My Recommendations from a veteran of formation programs
I began my vocational discernment, as they call it today, when I was in high school, more than 40 years ago, and since I have never been a very social person, the vast majority of men, whose names I know, were fellow seminarians, friars or priests and deacons. I have seen dysfunctional systems everywhere, and because I am not a priest, I have the freedom to speak out about what has and is going wrong.
But here I want to talk about fixing the problem, since the problems are well known in the inner circles of the clergy.
And so, in the mean time, I would urge pastors to restore as much as this medieval formation process as possible in their parishes, a thing which they can do on their own authority in a limited manner.
First, they should explain to the men of their parish in the principle Masses of each year, that in Christ all men are called to dedicate themselves to the salvation of the world. They are not like women, who in Mary already perfectly fulfilled their duties at the Altar of Calvary. They are like the Apostles who fled leaving only Saint John to serve that August Sacrifice. And since all men, married or not, can serve in the roles of porter, acolyte, and lector, all men should have the devotion and loyalty to Christ to make themselves available to serve.

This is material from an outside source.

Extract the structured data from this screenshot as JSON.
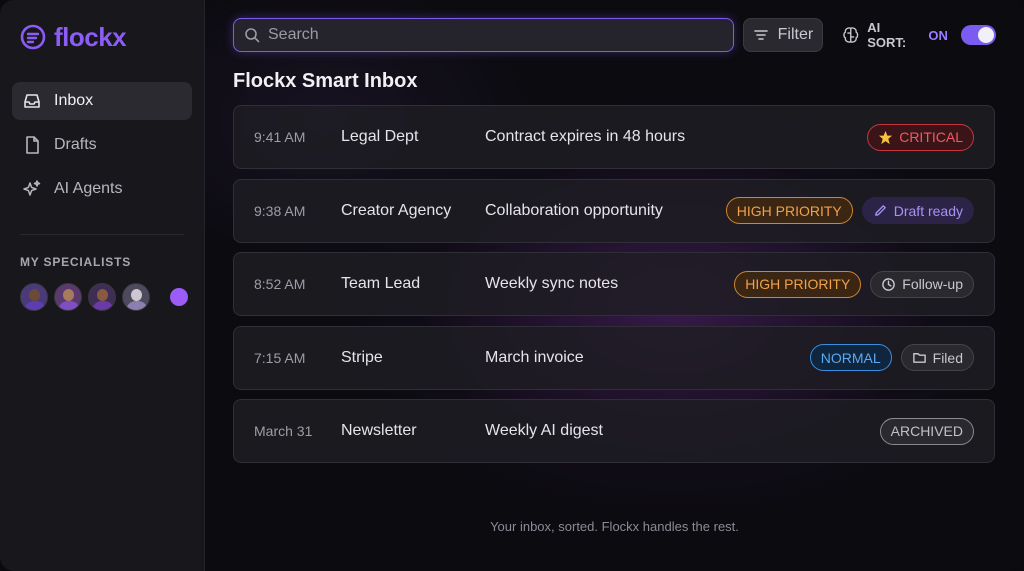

Second, pastors should preach about the dignity of serving Christ at His Altar, and the duty of the Faithful to point out to him men of faith, of all ages 16+, to be invited to this august ministry. He should give them regular classes in the Faith and the liturgy, and establish schedules of service, being as inviting as possible. And he should teach all who serve at Mass to be men of prayer, devotion, self discipline and attentive to the worship of God, not being seen by men. This is not an extra-curricular activity of a parish priest. For it not only redounds to but is the essential means for promoting the salvation of all souls entrusted to him in his parish territory. He cannot succeed on his own, he needs to form an “army” of collaborators.

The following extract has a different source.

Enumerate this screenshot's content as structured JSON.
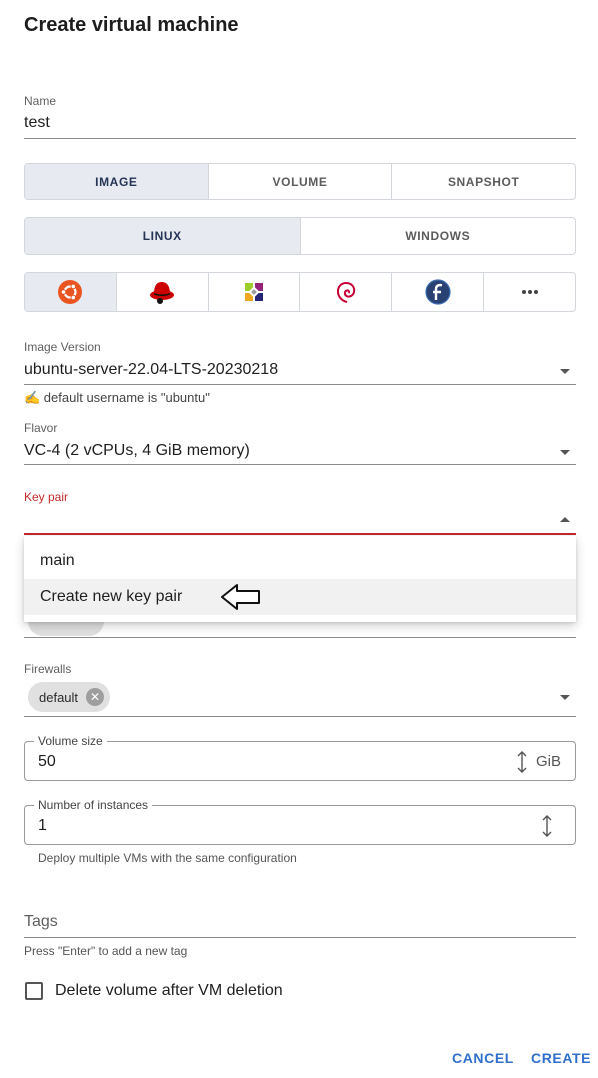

Third, and most fundamental in this reform is restoring the recognition of the presence of the Divine Father in the lives of all Catholics, especially at Mass. This requires not only a catechetical emphasis on God the Father in all things, but also the restoration of the image of the Eternal Father in the altitude and apex of the Sanctuary, to which all return by facing Him when they pray to Him. It makes no sense and is destructive of respect for all fathers, that a priest with the faithful face some other direction, when praying to the Eternal Father. In this way, the men of the parish will realize that they are not on a stage to please men, but are standing before their eternal and divine Archetype of all manhood and fatherhood, when they participate in the worship of the Father through the Son in the Holy Spirit led by their priest. In this way, the entire and most profound truth of our Holy Religion, of the Redemption of Mankind and of the restoration of the Human Family will become most clear and easily grasped.

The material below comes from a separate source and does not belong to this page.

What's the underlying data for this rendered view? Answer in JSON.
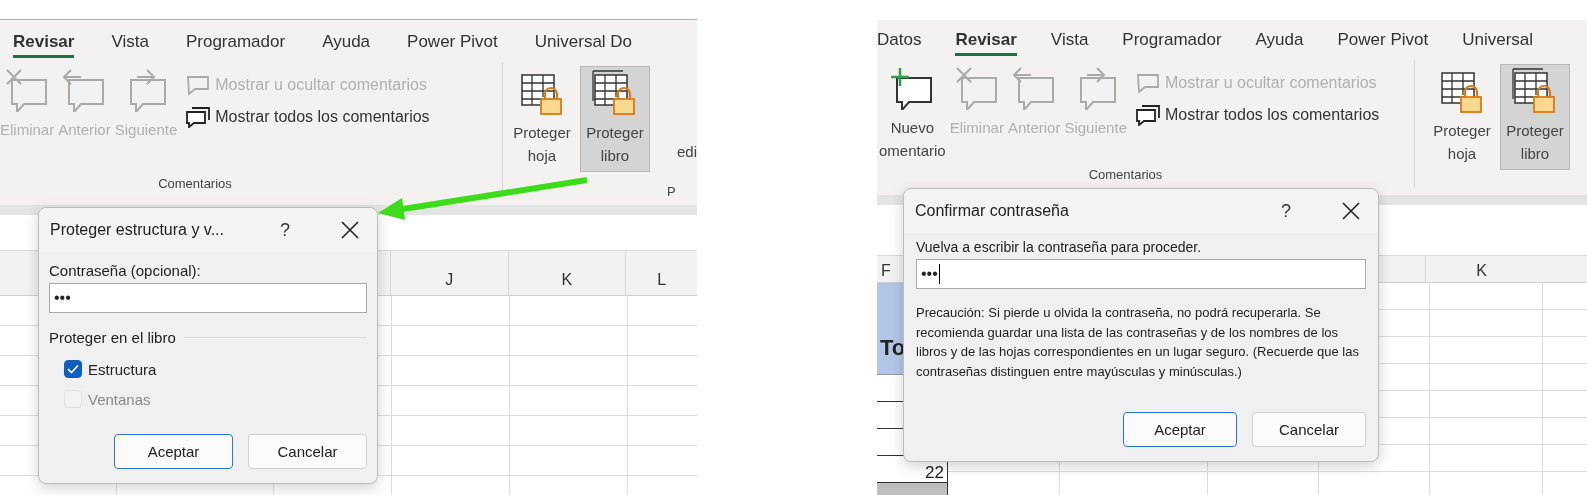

Fourth, and finally, a promoting of the right kind of devotion to the Blessed Virgin, of the kind that does not make men effeminate but teaches them that sonship to the Virgin means that they should excel in sonship to the Eternal Father, a thing which means sharing in the Cross of Christ and worshipping the Father with the Crucified, alongside their priests at daily mass. That is where Our Lady wants men. She does not want men who cling to the aprons of their mothers, as She never had such a Son.